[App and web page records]
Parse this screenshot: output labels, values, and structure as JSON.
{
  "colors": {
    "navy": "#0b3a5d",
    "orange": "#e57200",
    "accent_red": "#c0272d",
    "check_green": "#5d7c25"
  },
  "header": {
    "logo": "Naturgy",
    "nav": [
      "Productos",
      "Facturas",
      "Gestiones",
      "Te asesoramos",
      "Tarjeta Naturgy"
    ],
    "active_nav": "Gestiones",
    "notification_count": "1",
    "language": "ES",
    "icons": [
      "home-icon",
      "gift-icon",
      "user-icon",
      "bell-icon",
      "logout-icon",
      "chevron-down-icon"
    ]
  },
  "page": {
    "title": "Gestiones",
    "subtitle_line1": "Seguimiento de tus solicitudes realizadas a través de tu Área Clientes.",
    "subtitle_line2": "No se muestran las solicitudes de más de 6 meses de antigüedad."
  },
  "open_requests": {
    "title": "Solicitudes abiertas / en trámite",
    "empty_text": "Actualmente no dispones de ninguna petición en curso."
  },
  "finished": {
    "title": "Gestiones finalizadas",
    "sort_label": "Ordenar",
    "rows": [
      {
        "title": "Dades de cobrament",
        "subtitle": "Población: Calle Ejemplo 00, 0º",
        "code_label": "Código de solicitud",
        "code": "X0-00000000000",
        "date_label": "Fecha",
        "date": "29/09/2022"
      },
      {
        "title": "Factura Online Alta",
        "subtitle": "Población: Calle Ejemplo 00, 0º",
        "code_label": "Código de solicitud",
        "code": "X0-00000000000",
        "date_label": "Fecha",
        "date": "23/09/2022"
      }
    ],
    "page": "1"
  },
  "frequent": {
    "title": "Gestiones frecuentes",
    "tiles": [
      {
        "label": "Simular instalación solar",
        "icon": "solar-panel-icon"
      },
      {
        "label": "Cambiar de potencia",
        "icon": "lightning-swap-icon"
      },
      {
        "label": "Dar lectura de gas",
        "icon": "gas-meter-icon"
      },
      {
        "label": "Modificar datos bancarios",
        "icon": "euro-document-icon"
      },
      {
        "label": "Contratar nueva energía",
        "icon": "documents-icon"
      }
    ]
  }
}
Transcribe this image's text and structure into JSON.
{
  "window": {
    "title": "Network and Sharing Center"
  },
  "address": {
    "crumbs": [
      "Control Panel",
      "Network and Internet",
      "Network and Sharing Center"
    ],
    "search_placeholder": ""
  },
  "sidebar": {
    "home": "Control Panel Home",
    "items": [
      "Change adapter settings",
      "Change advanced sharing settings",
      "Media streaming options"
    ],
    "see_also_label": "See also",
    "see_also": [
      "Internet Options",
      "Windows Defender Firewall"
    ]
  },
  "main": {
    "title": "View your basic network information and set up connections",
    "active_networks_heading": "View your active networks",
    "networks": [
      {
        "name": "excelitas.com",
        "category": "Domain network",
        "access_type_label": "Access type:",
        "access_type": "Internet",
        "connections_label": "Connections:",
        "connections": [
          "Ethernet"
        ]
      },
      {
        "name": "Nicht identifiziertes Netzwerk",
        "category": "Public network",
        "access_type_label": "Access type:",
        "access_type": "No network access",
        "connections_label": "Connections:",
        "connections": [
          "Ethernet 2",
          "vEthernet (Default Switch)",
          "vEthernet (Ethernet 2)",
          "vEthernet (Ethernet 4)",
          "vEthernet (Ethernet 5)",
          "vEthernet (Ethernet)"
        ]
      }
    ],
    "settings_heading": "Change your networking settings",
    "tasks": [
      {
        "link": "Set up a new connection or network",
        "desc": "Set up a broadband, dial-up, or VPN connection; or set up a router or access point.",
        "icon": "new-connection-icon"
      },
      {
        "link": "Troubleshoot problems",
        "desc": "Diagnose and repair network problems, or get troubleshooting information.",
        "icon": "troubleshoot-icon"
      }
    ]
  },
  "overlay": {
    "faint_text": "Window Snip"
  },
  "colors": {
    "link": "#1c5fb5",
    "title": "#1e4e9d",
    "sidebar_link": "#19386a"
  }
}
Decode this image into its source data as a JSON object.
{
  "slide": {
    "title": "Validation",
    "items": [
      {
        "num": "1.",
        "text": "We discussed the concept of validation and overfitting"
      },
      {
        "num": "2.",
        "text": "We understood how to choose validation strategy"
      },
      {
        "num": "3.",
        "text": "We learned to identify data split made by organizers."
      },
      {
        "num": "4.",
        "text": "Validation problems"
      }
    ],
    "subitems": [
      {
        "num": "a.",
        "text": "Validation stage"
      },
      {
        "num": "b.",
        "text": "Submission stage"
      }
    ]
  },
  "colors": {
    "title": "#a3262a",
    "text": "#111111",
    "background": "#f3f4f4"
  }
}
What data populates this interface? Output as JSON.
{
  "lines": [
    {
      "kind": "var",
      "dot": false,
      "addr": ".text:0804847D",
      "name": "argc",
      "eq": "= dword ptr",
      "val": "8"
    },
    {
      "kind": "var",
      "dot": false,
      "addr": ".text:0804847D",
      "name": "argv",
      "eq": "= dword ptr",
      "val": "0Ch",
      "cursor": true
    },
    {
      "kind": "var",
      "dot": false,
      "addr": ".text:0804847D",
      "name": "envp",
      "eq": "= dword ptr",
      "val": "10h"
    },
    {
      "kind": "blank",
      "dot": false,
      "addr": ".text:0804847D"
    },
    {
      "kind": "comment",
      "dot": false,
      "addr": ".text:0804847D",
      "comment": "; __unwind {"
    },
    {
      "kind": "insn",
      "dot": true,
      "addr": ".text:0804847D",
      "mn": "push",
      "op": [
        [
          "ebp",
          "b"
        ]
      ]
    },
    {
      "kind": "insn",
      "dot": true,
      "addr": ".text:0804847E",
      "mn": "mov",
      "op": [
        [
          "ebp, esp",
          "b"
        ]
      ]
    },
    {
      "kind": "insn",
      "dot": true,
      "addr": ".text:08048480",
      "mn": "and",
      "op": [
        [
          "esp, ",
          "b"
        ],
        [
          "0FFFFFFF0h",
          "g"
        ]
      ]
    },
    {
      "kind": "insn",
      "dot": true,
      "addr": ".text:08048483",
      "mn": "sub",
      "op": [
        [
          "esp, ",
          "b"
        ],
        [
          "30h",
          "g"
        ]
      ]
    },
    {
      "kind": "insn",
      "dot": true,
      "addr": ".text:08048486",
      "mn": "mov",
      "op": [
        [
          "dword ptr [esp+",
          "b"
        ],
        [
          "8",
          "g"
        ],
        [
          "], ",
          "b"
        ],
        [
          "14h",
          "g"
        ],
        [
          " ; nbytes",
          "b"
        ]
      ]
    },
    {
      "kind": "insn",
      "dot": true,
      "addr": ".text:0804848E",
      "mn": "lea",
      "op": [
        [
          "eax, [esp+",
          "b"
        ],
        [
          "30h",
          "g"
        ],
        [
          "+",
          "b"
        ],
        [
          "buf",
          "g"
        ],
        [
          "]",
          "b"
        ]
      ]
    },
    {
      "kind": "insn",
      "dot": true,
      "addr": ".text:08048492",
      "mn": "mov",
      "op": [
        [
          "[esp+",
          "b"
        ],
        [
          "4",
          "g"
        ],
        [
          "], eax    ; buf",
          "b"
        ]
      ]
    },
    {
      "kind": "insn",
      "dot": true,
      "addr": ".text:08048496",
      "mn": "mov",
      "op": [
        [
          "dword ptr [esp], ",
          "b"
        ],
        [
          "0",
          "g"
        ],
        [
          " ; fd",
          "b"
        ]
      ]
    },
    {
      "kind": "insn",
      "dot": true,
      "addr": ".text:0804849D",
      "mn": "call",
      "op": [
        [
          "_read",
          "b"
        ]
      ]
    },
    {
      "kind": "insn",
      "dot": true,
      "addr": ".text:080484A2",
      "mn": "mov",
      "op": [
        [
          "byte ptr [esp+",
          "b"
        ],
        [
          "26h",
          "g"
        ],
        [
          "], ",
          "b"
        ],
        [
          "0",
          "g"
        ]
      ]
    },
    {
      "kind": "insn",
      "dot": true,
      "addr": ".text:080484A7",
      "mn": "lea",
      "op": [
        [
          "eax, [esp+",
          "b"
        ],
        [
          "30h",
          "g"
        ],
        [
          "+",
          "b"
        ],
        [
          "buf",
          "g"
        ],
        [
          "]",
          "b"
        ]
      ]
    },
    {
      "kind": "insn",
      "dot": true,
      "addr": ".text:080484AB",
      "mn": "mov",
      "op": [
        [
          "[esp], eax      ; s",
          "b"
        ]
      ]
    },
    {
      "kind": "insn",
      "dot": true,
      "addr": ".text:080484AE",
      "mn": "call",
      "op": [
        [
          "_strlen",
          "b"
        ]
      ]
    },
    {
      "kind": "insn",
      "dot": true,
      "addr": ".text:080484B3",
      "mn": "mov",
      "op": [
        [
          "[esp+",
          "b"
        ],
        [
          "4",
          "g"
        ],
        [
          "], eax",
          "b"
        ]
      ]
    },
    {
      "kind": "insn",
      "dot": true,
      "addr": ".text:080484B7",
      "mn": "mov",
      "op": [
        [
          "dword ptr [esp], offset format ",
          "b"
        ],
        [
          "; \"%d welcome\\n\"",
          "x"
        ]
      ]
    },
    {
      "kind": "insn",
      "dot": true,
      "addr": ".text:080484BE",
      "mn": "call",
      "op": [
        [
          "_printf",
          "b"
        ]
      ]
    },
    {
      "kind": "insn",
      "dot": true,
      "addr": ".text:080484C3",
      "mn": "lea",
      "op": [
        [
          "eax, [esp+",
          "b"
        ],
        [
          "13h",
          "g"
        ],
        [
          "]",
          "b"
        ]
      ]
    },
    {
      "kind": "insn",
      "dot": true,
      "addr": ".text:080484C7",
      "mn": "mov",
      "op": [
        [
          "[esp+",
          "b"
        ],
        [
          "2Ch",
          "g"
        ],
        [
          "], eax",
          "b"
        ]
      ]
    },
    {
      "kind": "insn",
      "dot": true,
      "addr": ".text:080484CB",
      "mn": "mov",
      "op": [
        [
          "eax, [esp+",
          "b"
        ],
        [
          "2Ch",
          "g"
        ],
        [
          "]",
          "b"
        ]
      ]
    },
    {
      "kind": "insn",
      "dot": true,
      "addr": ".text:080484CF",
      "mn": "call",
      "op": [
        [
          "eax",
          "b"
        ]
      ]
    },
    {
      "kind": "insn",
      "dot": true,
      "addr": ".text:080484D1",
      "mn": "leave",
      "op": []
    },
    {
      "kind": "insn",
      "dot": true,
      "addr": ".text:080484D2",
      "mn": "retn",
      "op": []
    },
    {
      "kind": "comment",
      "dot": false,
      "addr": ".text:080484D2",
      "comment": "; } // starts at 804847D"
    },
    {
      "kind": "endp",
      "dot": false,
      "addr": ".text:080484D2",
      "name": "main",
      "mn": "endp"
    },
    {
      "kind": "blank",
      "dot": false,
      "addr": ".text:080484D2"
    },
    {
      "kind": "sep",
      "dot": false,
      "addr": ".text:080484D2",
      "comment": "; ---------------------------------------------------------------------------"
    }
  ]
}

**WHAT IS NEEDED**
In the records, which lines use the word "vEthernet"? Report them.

**RESULT OF THE TASK**
          "vEthernet (Default Switch)",
          "vEthernet (Ethernet 2)",
          "vEthernet (Ethernet 4)",
          "vEthernet (Ethernet 5)",
          "vEthernet (Ethernet)"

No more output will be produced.